Exercise: Within the records, which lines hold the string "type"? Report each one by copying it.

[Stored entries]
===============

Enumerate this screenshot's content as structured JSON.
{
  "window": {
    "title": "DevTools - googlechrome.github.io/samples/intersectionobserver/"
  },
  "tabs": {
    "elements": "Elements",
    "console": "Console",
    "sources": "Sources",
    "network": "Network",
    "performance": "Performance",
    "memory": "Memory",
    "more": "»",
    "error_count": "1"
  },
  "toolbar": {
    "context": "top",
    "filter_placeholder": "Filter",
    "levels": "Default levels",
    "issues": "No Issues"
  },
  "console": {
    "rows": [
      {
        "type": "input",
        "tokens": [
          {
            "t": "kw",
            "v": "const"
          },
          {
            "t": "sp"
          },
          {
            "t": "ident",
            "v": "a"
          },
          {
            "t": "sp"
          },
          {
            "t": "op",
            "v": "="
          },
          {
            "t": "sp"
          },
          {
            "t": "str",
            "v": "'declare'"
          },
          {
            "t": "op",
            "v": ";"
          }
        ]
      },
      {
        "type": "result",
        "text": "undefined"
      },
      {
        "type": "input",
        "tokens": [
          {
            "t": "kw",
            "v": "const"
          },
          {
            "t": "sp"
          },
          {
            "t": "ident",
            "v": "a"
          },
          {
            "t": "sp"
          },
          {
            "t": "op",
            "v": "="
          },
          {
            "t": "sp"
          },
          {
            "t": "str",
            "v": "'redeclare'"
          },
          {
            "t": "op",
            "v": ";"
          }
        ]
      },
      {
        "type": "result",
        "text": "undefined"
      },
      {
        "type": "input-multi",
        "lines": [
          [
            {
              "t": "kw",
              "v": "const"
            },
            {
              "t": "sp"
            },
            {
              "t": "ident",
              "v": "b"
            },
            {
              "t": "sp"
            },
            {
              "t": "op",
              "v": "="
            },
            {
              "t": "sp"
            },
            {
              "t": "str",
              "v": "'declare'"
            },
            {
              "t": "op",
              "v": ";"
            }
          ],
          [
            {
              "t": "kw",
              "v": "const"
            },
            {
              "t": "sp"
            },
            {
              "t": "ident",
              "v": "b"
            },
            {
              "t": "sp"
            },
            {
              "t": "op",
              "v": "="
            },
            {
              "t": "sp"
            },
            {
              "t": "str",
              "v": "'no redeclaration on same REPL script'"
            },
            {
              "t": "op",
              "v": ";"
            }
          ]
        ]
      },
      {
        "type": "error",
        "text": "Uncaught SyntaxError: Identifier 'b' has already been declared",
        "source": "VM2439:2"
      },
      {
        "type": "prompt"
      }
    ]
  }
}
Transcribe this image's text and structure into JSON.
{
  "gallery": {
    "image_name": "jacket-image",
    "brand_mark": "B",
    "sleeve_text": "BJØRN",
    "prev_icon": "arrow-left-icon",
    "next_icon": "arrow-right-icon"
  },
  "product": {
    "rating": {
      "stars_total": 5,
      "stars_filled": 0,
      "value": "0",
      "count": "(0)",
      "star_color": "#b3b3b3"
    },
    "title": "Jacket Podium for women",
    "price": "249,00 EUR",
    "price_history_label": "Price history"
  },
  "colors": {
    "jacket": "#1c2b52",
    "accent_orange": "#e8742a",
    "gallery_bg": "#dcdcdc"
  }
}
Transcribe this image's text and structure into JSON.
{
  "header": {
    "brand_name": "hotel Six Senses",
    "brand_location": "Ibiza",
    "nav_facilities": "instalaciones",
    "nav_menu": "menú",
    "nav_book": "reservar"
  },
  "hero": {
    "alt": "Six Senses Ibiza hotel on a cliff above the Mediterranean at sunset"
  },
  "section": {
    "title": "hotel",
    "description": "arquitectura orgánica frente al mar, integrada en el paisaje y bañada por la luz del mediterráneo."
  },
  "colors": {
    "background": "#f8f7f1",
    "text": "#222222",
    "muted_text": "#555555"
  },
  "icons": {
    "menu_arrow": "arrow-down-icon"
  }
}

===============

Written reply:
        "type": "input",
        "type": "result",
        "type": "input",
        "type": "result",
        "type": "input-multi",
        "type": "error",
        "type": "prompt"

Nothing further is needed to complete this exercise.